Segment Open

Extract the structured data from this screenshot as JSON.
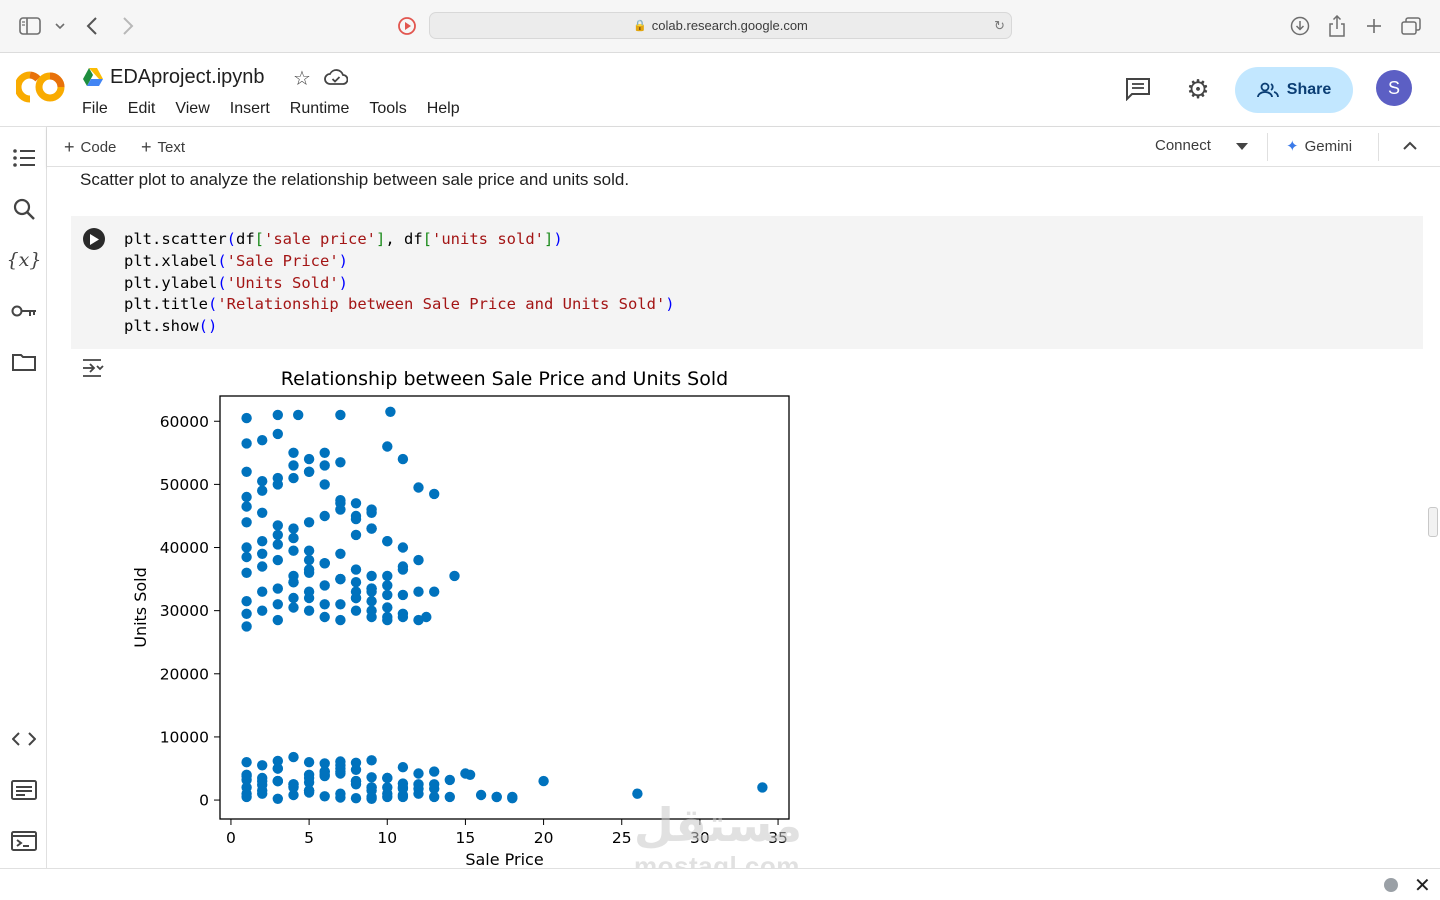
{
  "browser": {
    "url": "colab.research.google.com"
  },
  "header": {
    "notebook_title": "EDAproject.ipynb",
    "menu": [
      "File",
      "Edit",
      "View",
      "Insert",
      "Runtime",
      "Tools",
      "Help"
    ],
    "share_label": "Share",
    "avatar_initial": "S"
  },
  "toolbar": {
    "code_label": "Code",
    "text_label": "Text",
    "connect_label": "Connect",
    "gemini_label": "Gemini"
  },
  "notebook": {
    "markdown_text": "Scatter plot to analyze the relationship between sale price and units sold.",
    "code_lines": [
      "plt.scatter(df['sale price'], df['units sold'])",
      "plt.xlabel('Sale Price')",
      "plt.ylabel('Units Sold')",
      "plt.title('Relationship between Sale Price and Units Sold')",
      "plt.show()"
    ]
  },
  "watermark": {
    "latin": "mostaql.com",
    "arabic": "مستقل"
  },
  "chart_data": {
    "type": "scatter",
    "title": "Relationship between Sale Price and Units Sold",
    "xlabel": "Sale Price",
    "ylabel": "Units Sold",
    "xlim": [
      -0.7,
      35.7
    ],
    "ylim": [
      -3000,
      64000
    ],
    "xticks": [
      0,
      5,
      10,
      15,
      20,
      25,
      30,
      35
    ],
    "yticks": [
      0,
      10000,
      20000,
      30000,
      40000,
      50000,
      60000
    ],
    "grid": false,
    "color": "#0072bd",
    "x": [
      1,
      3,
      4.3,
      7,
      10.2,
      1,
      2,
      3,
      4,
      5,
      6,
      7,
      8,
      9,
      10,
      11,
      12,
      1,
      2,
      3,
      4,
      5,
      6,
      7,
      8,
      9,
      10,
      11,
      1,
      2,
      3,
      4,
      5,
      6,
      7,
      8,
      9,
      10,
      11,
      12,
      13,
      14.3,
      1,
      2,
      3,
      4,
      5,
      6,
      7,
      8,
      9,
      1,
      2,
      3,
      4,
      5,
      6,
      7,
      8,
      9,
      10,
      11,
      12,
      13,
      1,
      2,
      3,
      4,
      5,
      6,
      7,
      8,
      9,
      10,
      12,
      1,
      2,
      3,
      4,
      5,
      6,
      7,
      8,
      9,
      10,
      11,
      1,
      3,
      4,
      5,
      6,
      7,
      8,
      9,
      10,
      11,
      12.5,
      1,
      2,
      3,
      4,
      5,
      7,
      8,
      9,
      10,
      1,
      3,
      4,
      5,
      6,
      7,
      9,
      10,
      11,
      1,
      2,
      4,
      5,
      6,
      8,
      9,
      1,
      2,
      3,
      4,
      5,
      6,
      7,
      8,
      9,
      1,
      2,
      3,
      4,
      5,
      6,
      7,
      8,
      9,
      10,
      11,
      12,
      13,
      14,
      15,
      16,
      17,
      18,
      1,
      2,
      3,
      4,
      5,
      6,
      7,
      8,
      9,
      10,
      11,
      12,
      13,
      1,
      2,
      3,
      4,
      5,
      6,
      7,
      8,
      9,
      10,
      11,
      1,
      2,
      3,
      4,
      5,
      6,
      7,
      8,
      9,
      10,
      11,
      12,
      13,
      1,
      2,
      3,
      4,
      5,
      6,
      7,
      8,
      9,
      10,
      11,
      12,
      1,
      3,
      5,
      7,
      9,
      11,
      13,
      15.3,
      20,
      34,
      26,
      18,
      17,
      14
    ],
    "y": [
      60500,
      61000,
      61000,
      61000,
      61500,
      29500,
      30000,
      31000,
      32000,
      33000,
      34000,
      35000,
      30000,
      29000,
      28500,
      29000,
      28500,
      36000,
      37000,
      38000,
      35500,
      36500,
      37500,
      35000,
      34500,
      33500,
      32500,
      37000,
      40000,
      41000,
      42000,
      43000,
      44000,
      45000,
      46000,
      42000,
      43000,
      41000,
      40000,
      38000,
      33000,
      35500,
      48000,
      49000,
      50000,
      51000,
      52000,
      53000,
      53500,
      47000,
      46000,
      52000,
      50500,
      51000,
      53000,
      54000,
      55000,
      47500,
      44500,
      45500,
      56000,
      54000,
      49500,
      48500,
      56500,
      57000,
      58000,
      55000,
      52000,
      50000,
      47000,
      45000,
      43000,
      41000,
      33000,
      38500,
      39000,
      40500,
      39500,
      38000,
      37500,
      39000,
      36500,
      35500,
      34000,
      32500,
      46500,
      43500,
      41500,
      39500,
      37500,
      35000,
      33000,
      31500,
      30500,
      29500,
      29000,
      44000,
      45500,
      33500,
      34500,
      36000,
      31000,
      32000,
      30000,
      29000,
      31500,
      28500,
      30500,
      32000,
      29000,
      28500,
      33500,
      35500,
      36500,
      27500,
      33000,
      34500,
      30000,
      31000,
      32000,
      33000,
      6000,
      5500,
      6200,
      6800,
      6000,
      5800,
      6100,
      5900,
      6300,
      2000,
      1500,
      3000,
      2500,
      3500,
      4000,
      4500,
      3000,
      2000,
      1000,
      500,
      2500,
      1800,
      3200,
      4200,
      800,
      500,
      300,
      4000,
      3500,
      5000,
      2500,
      1500,
      4500,
      5000,
      3000,
      2000,
      3500,
      2000,
      1000,
      500,
      500,
      1000,
      200,
      800,
      1200,
      600,
      400,
      300,
      200,
      500,
      800,
      1000,
      2400,
      3000,
      2200,
      2800,
      3800,
      4200,
      2500,
      1500,
      2000,
      2600,
      1800,
      4500,
      3200,
      3000,
      5000,
      2000,
      4000,
      4500,
      5500,
      4800,
      3600,
      3500,
      5200,
      4200,
      3800,
      3000,
      1500,
      1000,
      500,
      1800,
      2500,
      4000,
      3000,
      2000,
      1000,
      500,
      500,
      500,
      6000,
      6200,
      4500,
      3500
    ]
  }
}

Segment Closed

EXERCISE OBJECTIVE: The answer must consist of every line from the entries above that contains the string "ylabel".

OUTPUT OF THE TASK:
      "plt.ylabel('Units Sold')",
    "ylabel": "Units Sold",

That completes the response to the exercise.